Today a physician e-mailed me:

“I am really, really overwhelmed right now.  What happened to me at work this week was grim, even before our dreaded production meeting. I can feel tears welling up. Reason: Many times I have tried to incorporate friendly pick-me-ups like a smile, a handshake, a ‘thank you for coming in to see me today,’ a ‘it was wonderful to see you today’ at the end of patient visits. My standard opening line has always been some version of ‘What brings you in today?’ I’ve always felt a source of pride that I can ask open-ended questions and still get to the bottom of most issues in a short visit. My production meeting yesterday pretty much squashed all those niceties out the door.

We are now to be double-booked [two patients per appointment slot] to ‘make our production quotas.’ Our regional director (not a doctor) reinforced the decision by our medical director (an MD under the thumb of the regional director) that we are NOT to ask open-ended questions in our visits but to let the medical assistants who room the patients identify the SINGLE issue that they are coming in for and THAT’S IT. So we basically need to shut down to whisk them through the door.

You know as well as I do how ridiculous and futile that is and how fast care like this destroys what’s left of the therapeutic relationship. I now have to figure out a way to work even faster while still being caring and compassionate.  I am in a really shitty position.”

My plea to doctors: Please stop taking this s**t.

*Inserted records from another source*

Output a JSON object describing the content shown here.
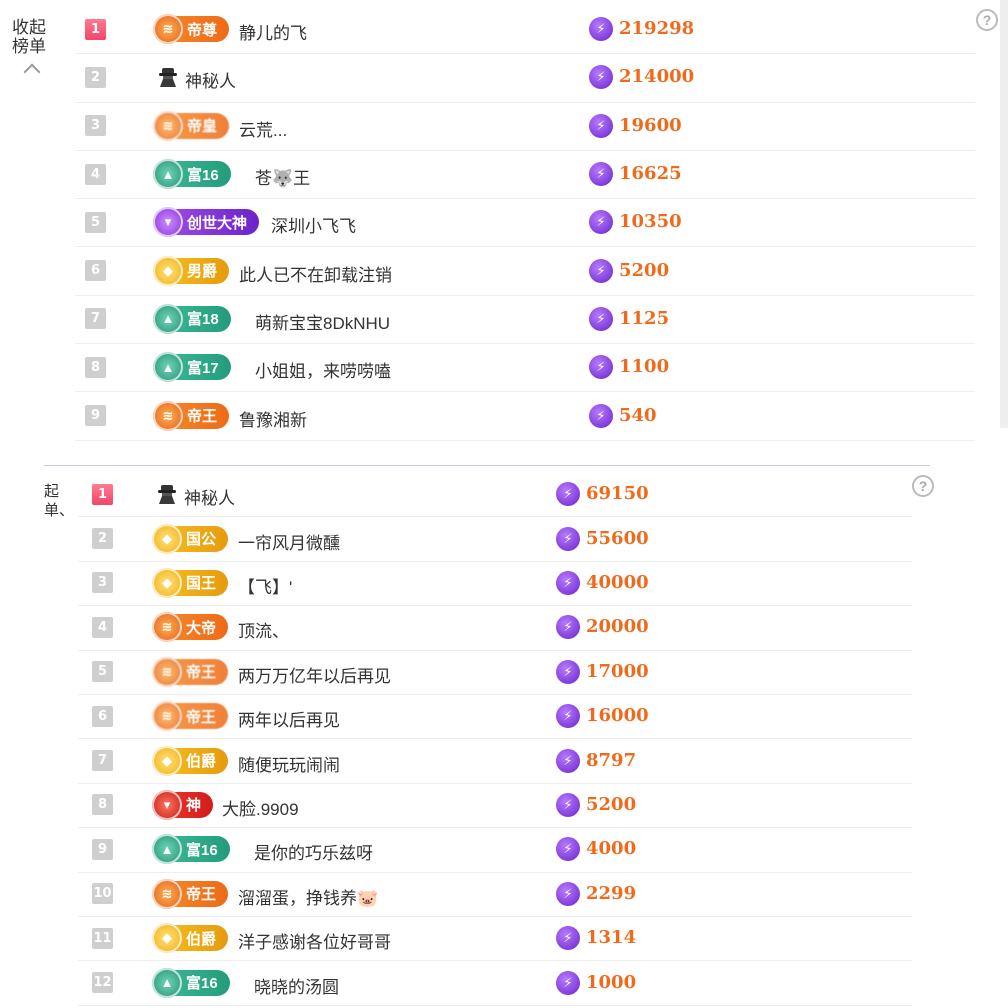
{
  "top_panel": {
    "toggle_label": "收起榜单",
    "help": "?",
    "rows": [
      {
        "rank": "1",
        "badge": "帝尊",
        "badge_style": "orange",
        "name": "静儿的飞",
        "score": "219298"
      },
      {
        "rank": "2",
        "badge": "",
        "badge_style": "spy",
        "name": "神秘人",
        "score": "214000"
      },
      {
        "rank": "3",
        "badge": "帝皇",
        "badge_style": "orange-blur",
        "name": "云荒...",
        "score": "19600"
      },
      {
        "rank": "4",
        "badge": "富16",
        "badge_style": "green",
        "name": "苍🐺王",
        "score": "16625"
      },
      {
        "rank": "5",
        "badge": "创世大神",
        "badge_style": "purple",
        "name": "深圳小飞飞",
        "score": "10350"
      },
      {
        "rank": "6",
        "badge": "男爵",
        "badge_style": "gold",
        "name": "此人已不在卸载注销",
        "score": "5200"
      },
      {
        "rank": "7",
        "badge": "富18",
        "badge_style": "green",
        "name": "萌新宝宝8DkNHU",
        "score": "1125"
      },
      {
        "rank": "8",
        "badge": "富17",
        "badge_style": "green",
        "name": "小姐姐，来唠唠嗑",
        "score": "1100"
      },
      {
        "rank": "9",
        "badge": "帝王",
        "badge_style": "orange",
        "name": "鲁豫湘新",
        "score": "540"
      }
    ]
  },
  "bottom_panel": {
    "toggle_label": "起单、",
    "help": "?",
    "rows": [
      {
        "rank": "1",
        "badge": "",
        "badge_style": "spy",
        "name": "神秘人",
        "score": "69150"
      },
      {
        "rank": "2",
        "badge": "国公",
        "badge_style": "gold",
        "name": "一帘风月微醺",
        "score": "55600"
      },
      {
        "rank": "3",
        "badge": "国王",
        "badge_style": "gold",
        "name": "【飞】'",
        "score": "40000"
      },
      {
        "rank": "4",
        "badge": "大帝",
        "badge_style": "orange",
        "name": "顶流、",
        "score": "20000"
      },
      {
        "rank": "5",
        "badge": "帝王",
        "badge_style": "orange-blur",
        "name": "两万万亿年以后再见",
        "score": "17000"
      },
      {
        "rank": "6",
        "badge": "帝王",
        "badge_style": "orange-blur",
        "name": "两年以后再见",
        "score": "16000"
      },
      {
        "rank": "7",
        "badge": "伯爵",
        "badge_style": "gold",
        "name": "随便玩玩闹闹",
        "score": "8797"
      },
      {
        "rank": "8",
        "badge": "神",
        "badge_style": "red",
        "name": "大脸.9909",
        "score": "5200"
      },
      {
        "rank": "9",
        "badge": "富16",
        "badge_style": "green",
        "name": "是你的巧乐兹呀",
        "score": "4000"
      },
      {
        "rank": "10",
        "badge": "帝王",
        "badge_style": "orange",
        "name": "溜溜蛋，挣钱养🐷",
        "score": "2299"
      },
      {
        "rank": "11",
        "badge": "伯爵",
        "badge_style": "gold",
        "name": "洋子感谢各位好哥哥",
        "score": "1314"
      },
      {
        "rank": "12",
        "badge": "富16",
        "badge_style": "green",
        "name": "晓晓的汤圆",
        "score": "1000"
      }
    ]
  }
}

Pamela Wible, M.D., is a family physician and founder of the ideal medical care movement. Watch her TEDx talk on ideal care. If you’re a doctor, join the physician teleseminar and learn how you can stop suffering and start practicing real medicine. Photo by GeVe.